* _Available records_
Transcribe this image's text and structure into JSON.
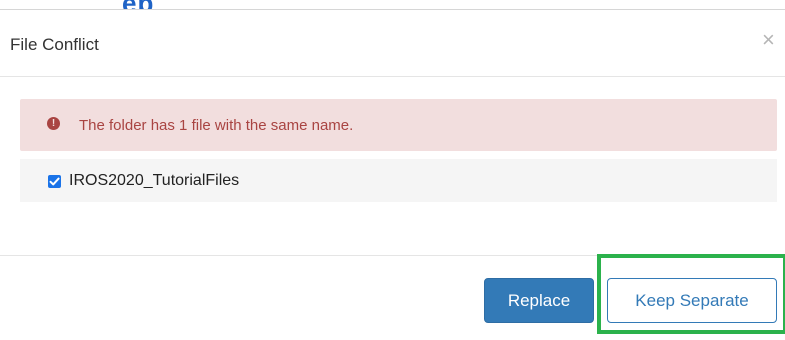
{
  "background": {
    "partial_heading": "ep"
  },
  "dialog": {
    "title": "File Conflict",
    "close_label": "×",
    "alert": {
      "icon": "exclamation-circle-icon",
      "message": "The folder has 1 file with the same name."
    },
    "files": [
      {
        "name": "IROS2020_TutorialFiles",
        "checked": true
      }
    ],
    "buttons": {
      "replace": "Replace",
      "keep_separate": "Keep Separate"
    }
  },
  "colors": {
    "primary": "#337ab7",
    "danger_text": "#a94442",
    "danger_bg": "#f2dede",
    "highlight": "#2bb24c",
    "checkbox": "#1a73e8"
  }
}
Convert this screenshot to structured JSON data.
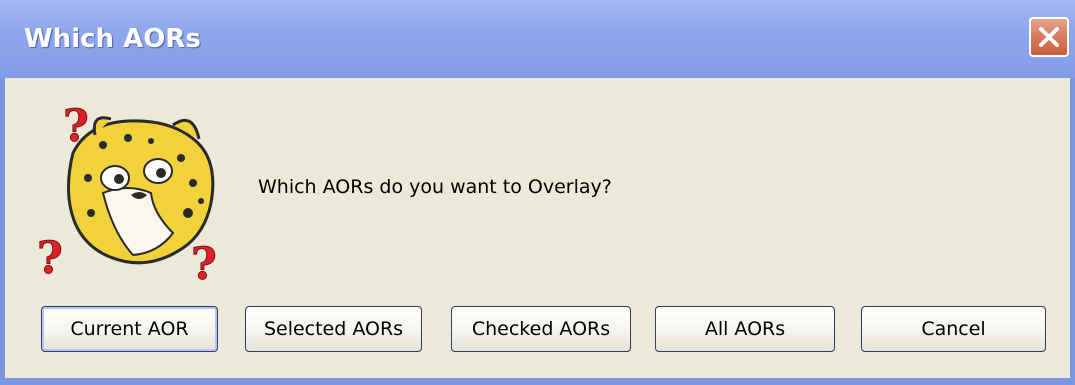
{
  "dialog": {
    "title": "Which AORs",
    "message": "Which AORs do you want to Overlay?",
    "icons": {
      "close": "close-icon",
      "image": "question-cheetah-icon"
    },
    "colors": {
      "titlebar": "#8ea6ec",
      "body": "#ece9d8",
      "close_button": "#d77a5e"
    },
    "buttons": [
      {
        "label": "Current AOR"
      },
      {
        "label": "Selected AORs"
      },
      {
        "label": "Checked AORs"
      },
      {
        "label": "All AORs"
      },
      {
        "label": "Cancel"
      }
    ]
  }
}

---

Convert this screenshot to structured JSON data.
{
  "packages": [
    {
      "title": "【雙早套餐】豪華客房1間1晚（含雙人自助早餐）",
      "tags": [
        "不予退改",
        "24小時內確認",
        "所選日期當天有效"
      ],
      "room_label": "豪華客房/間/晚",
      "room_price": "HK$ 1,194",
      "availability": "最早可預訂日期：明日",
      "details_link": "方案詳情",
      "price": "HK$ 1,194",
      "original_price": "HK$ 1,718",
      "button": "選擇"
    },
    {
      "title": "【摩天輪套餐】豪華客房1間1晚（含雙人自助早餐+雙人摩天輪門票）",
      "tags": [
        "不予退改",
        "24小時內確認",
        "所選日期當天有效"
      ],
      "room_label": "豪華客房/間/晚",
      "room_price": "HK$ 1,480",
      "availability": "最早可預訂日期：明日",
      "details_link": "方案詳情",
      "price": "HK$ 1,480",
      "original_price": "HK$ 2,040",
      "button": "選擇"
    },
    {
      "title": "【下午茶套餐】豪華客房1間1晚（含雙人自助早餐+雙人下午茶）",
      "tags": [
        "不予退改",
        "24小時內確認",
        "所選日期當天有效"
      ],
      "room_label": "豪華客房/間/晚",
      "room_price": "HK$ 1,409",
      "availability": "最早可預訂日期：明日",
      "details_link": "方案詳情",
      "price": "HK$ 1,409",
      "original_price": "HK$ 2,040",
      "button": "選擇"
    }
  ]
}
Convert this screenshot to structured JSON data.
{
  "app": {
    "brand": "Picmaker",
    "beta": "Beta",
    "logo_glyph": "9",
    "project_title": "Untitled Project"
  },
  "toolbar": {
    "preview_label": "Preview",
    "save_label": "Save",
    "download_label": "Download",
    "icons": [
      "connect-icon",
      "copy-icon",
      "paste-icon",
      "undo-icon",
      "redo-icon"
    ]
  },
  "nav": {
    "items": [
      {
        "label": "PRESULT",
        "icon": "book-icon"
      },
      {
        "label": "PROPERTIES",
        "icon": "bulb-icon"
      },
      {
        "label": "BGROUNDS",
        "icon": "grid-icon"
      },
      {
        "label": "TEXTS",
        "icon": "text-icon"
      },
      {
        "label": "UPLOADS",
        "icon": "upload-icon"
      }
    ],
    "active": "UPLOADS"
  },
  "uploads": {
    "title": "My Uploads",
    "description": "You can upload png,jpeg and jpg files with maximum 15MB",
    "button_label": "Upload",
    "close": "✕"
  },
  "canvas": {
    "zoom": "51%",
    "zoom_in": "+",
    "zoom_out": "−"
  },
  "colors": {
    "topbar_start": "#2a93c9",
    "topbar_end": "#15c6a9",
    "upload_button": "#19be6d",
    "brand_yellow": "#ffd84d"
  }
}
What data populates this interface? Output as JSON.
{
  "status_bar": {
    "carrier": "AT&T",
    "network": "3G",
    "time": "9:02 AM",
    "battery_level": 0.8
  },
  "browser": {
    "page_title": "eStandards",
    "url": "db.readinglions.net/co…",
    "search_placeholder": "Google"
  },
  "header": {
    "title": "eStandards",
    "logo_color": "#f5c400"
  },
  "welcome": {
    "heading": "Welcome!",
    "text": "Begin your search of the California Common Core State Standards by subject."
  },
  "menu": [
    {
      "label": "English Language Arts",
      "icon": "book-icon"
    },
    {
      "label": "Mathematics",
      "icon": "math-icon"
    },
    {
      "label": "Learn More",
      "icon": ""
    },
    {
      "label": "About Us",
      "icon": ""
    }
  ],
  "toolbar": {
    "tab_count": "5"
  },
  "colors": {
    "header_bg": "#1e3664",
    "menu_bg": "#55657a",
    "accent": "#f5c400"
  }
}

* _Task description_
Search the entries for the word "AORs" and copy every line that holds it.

* _Response to this exercise_
    "title": "Which AORs",
    "message": "Which AORs do you want to Overlay?",
        "label": "Selected AORs"
        "label": "Checked AORs"
        "label": "All AORs"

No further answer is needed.